Web page and app entries:
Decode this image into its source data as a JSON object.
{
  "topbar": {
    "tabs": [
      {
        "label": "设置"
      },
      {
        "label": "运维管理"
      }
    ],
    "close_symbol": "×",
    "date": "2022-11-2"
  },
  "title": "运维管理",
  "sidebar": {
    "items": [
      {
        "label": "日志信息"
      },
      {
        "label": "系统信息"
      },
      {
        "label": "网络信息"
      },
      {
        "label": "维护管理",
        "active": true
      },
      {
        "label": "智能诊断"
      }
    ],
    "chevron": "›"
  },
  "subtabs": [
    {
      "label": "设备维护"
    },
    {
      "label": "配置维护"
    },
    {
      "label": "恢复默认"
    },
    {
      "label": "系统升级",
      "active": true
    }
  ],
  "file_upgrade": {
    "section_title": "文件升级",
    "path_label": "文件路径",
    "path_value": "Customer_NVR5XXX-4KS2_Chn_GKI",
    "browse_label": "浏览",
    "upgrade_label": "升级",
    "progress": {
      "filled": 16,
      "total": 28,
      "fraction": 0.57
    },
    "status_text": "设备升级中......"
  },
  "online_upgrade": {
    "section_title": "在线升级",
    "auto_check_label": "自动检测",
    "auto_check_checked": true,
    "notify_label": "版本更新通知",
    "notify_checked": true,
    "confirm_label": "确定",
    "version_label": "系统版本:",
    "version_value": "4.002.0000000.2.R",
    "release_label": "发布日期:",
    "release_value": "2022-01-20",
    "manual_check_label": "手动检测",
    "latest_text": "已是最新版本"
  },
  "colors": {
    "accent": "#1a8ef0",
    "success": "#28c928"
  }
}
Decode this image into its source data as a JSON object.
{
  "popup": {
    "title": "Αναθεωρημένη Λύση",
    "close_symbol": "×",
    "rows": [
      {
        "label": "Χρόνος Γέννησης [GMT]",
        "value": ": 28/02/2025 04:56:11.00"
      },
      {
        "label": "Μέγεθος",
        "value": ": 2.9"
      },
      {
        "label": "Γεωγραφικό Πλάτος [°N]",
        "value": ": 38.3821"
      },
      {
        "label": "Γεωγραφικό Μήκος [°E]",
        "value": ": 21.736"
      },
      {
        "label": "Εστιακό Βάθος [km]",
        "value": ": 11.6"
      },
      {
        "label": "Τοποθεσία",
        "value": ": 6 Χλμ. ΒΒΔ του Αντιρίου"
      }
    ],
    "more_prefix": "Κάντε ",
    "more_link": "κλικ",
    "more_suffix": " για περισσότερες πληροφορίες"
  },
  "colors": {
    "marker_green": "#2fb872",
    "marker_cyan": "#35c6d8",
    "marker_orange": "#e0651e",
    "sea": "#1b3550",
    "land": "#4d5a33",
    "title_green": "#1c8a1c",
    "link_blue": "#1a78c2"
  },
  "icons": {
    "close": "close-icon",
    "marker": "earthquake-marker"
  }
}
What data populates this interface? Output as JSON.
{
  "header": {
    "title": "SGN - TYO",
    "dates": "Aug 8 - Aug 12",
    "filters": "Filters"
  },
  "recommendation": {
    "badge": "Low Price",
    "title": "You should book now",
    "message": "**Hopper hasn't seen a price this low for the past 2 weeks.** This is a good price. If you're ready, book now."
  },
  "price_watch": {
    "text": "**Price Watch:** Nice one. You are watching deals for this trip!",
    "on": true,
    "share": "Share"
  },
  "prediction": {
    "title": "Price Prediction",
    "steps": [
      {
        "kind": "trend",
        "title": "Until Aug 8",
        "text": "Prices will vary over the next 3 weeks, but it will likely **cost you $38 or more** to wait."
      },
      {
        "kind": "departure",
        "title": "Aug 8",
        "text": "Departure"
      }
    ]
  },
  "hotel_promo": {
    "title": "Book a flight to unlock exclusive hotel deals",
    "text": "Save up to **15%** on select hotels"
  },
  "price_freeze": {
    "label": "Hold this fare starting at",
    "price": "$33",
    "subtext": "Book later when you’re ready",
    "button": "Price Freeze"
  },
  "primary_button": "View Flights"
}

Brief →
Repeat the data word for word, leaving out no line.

Solution to the problem →
Decode this image into its source data as a JSON object.
{
  "topbar": {
    "tabs": [
      {
        "label": "设置"
      },
      {
        "label": "运维管理"
      }
    ],
    "close_symbol": "×",
    "date": "2022-11-2"
  },
  "title": "运维管理",
  "sidebar": {
    "items": [
      {
        "label": "日志信息"
      },
      {
        "label": "系统信息"
      },
      {
        "label": "网络信息"
      },
      {
        "label": "维护管理",
        "active": true
      },
      {
        "label": "智能诊断"
      }
    ],
    "chevron": "›"
  },
  "subtabs": [
    {
      "label": "设备维护"
    },
    {
      "label": "配置维护"
    },
    {
      "label": "恢复默认"
    },
    {
      "label": "系统升级",
      "active": true
    }
  ],
  "file_upgrade": {
    "section_title": "文件升级",
    "path_label": "文件路径",
    "path_value": "Customer_NVR5XXX-4KS2_Chn_GKI",
    "browse_label": "浏览",
    "upgrade_label": "升级",
    "progress": {
      "filled": 16,
      "total": 28,
      "fraction": 0.57
    },
    "status_text": "设备升级中......"
  },
  "online_upgrade": {
    "section_title": "在线升级",
    "auto_check_label": "自动检测",
    "auto_check_checked": true,
    "notify_label": "版本更新通知",
    "notify_checked": true,
    "confirm_label": "确定",
    "version_label": "系统版本:",
    "version_value": "4.002.0000000.2.R",
    "release_label": "发布日期:",
    "release_value": "2022-01-20",
    "manual_check_label": "手动检测",
    "latest_text": "已是最新版本"
  },
  "colors": {
    "accent": "#1a8ef0",
    "success": "#28c928"
  }
}
Decode this image into its source data as a JSON object.
{
  "popup": {
    "title": "Αναθεωρημένη Λύση",
    "close_symbol": "×",
    "rows": [
      {
        "label": "Χρόνος Γέννησης [GMT]",
        "value": ": 28/02/2025 04:56:11.00"
      },
      {
        "label": "Μέγεθος",
        "value": ": 2.9"
      },
      {
        "label": "Γεωγραφικό Πλάτος [°N]",
        "value": ": 38.3821"
      },
      {
        "label": "Γεωγραφικό Μήκος [°E]",
        "value": ": 21.736"
      },
      {
        "label": "Εστιακό Βάθος [km]",
        "value": ": 11.6"
      },
      {
        "label": "Τοποθεσία",
        "value": ": 6 Χλμ. ΒΒΔ του Αντιρίου"
      }
    ],
    "more_prefix": "Κάντε ",
    "more_link": "κλικ",
    "more_suffix": " για περισσότερες πληροφορίες"
  },
  "colors": {
    "marker_green": "#2fb872",
    "marker_cyan": "#35c6d8",
    "marker_orange": "#e0651e",
    "sea": "#1b3550",
    "land": "#4d5a33",
    "title_green": "#1c8a1c",
    "link_blue": "#1a78c2"
  },
  "icons": {
    "close": "close-icon",
    "marker": "earthquake-marker"
  }
}
What data populates this interface? Output as JSON.
{
  "header": {
    "title": "SGN - TYO",
    "dates": "Aug 8 - Aug 12",
    "filters": "Filters"
  },
  "recommendation": {
    "badge": "Low Price",
    "title": "You should book now",
    "message": "**Hopper hasn't seen a price this low for the past 2 weeks.** This is a good price. If you're ready, book now."
  },
  "price_watch": {
    "text": "**Price Watch:** Nice one. You are watching deals for this trip!",
    "on": true,
    "share": "Share"
  },
  "prediction": {
    "title": "Price Prediction",
    "steps": [
      {
        "kind": "trend",
        "title": "Until Aug 8",
        "text": "Prices will vary over the next 3 weeks, but it will likely **cost you $38 or more** to wait."
      },
      {
        "kind": "departure",
        "title": "Aug 8",
        "text": "Departure"
      }
    ]
  },
  "hotel_promo": {
    "title": "Book a flight to unlock exclusive hotel deals",
    "text": "Save up to **15%** on select hotels"
  },
  "price_freeze": {
    "label": "Hold this fare starting at",
    "price": "$33",
    "subtext": "Book later when you’re ready",
    "button": "Price Freeze"
  },
  "primary_button": "View Flights"
}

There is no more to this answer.